Things are different now.


Much of the record-keeping that was previously done on paper can now be handled in powerful applications, and many different components of data entry, accumulation, and processing can all be done within the same applications.


As a result, companies are using data management best practices to collect and analyze more data than ever before – and in a more powerful way than ever before.


Related Content: How is Business Intelligence used in the real-world?


What Is the Meaning of Business Intelligence?

Business Intelligence means mining big data, organizing it into easy-to-read visuals, and analyzing it to make data-driven decisions. However, the wealth of data available to your business makes Business Intelligence both more difficult to implement and more essential to success.


But what does this actually mean? Let’s break it down.


When we speak about Business Intelligence in the modern day, what we’re really speaking about is the use of specialized software applications that do all the hard work for you. These software solutions gather data from a variety of digital sources and then instantaneously organize that data in a meaningful and actionable way for the user.


Since these solutions are typically easy to implement and cost-effective, companies are finding themselves bringing in more data than they may know how to handle. And chances are, good insights go unseen.


For example, you may use one tool to onboard new employees, another tool to train new employees, and another tool to track performance. But are these tools speaking to each other, cross-analyzing data, and providing powerful Business Intelligence? Maybe, maybe not.


If they were, maybe you would know that it takes an average of six months for a new employee to become fully productive, or maybe you would know that one job site has a shorter onboarding process, yet more productive employees overall.


You see, Business Intelligence isn’t just about collecting and organizing the data.
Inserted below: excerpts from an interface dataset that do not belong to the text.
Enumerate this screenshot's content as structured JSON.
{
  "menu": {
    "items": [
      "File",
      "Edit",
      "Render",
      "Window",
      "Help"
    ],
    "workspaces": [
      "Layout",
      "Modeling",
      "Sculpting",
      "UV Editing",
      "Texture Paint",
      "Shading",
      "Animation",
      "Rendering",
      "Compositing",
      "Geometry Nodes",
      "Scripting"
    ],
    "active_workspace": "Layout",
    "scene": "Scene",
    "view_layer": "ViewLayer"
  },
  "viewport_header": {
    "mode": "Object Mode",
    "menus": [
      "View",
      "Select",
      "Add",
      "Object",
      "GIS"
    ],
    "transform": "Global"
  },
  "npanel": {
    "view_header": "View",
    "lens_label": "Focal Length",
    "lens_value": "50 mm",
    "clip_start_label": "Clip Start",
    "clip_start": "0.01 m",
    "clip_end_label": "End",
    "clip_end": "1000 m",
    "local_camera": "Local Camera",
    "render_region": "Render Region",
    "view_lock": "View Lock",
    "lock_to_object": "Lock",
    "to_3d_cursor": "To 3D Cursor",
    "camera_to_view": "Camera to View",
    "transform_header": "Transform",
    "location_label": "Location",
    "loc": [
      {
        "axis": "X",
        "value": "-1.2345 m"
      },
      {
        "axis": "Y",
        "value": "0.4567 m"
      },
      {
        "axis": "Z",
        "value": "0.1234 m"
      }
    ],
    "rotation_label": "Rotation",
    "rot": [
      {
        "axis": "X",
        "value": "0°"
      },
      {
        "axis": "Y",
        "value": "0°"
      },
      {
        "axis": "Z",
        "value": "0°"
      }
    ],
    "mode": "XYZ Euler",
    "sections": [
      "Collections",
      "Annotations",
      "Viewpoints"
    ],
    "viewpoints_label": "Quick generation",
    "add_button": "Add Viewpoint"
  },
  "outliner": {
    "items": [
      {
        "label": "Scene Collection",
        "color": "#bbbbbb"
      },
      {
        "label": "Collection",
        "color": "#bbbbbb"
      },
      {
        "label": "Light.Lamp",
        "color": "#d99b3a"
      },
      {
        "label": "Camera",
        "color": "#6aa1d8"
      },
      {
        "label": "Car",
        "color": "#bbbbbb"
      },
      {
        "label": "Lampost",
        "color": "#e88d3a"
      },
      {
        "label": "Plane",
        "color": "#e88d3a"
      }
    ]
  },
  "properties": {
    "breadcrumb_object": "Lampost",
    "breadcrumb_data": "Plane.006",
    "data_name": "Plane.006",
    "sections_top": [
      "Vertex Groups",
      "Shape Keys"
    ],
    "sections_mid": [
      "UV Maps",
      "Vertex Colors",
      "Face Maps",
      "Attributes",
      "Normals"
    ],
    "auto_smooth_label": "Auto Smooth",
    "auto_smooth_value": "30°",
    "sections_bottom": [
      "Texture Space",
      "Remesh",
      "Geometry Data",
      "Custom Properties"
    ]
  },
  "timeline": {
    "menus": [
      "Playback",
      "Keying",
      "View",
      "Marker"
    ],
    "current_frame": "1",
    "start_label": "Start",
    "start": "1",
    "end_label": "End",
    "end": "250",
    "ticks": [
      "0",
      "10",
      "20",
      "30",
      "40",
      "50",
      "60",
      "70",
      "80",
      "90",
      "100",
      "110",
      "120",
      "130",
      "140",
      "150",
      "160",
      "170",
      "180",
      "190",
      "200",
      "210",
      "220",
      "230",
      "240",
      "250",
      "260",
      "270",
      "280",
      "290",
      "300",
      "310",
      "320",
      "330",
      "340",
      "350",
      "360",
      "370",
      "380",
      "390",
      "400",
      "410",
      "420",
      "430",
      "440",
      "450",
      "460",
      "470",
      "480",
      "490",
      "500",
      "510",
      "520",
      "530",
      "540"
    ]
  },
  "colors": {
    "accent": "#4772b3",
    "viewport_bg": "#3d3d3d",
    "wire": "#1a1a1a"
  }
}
The power of BI exists within analytics. Business Intelligence doesn’t just make data collection easier; it uncovers problems, sheds light on new trends, and serves as a test run for decision making.


Ready to get started with business intelligence? Learn how to develop a business intelligence strategy.


How Can Business Intelligence Help Your Company?

If you’re like many companies, you’ve likely invested in a variety of digital solutions to reduce paperwork and streamline operations – but the data within all that software probably goes unused outside of its respective departments.


Even if one department manager finds an actionable insight with all their data, they may not communicate this to other departments. As a result, they could end up hurting the company with changes (or a lack of changes) and not even realize it.


This is where Business Intelligence comes in.


With the right Business Intelligence tool, you can make all of your company’s data talk to each other and easily accessible within a single application. This means you can see how seemingly disparate data influence each other.


What does this look like in the real world? Here are some common examples of Business Intelligence:

  • Combine attendance tracking with employee performance monitoring and payroll to identify which employees are due for an upcoming raise.

  • Use predictive analysis to determine manufacturing goals for the next quarter.

  • Integrate your CRM solution with your sales platform to figure out which customers are costing you more revenue than they are generating.

  • Make sure your hiring process works hand-in-hand with your payroll and HR solutions to guarantee no steps are forgotten along the way.

Interested In Learning More About Business Intelligence?

At Teamworks, we work with businesses of all shapes and sizes to help them create powerful information out of their data. With custom BI solutions, we can integrate multiple solutions into a customized BI dashboard and enable companies to be more strategic and cost-effective.


If you’re interested in learning more about how Business Intelligence can help your company, schedule a free demonstration with our team or check out these additional business resources: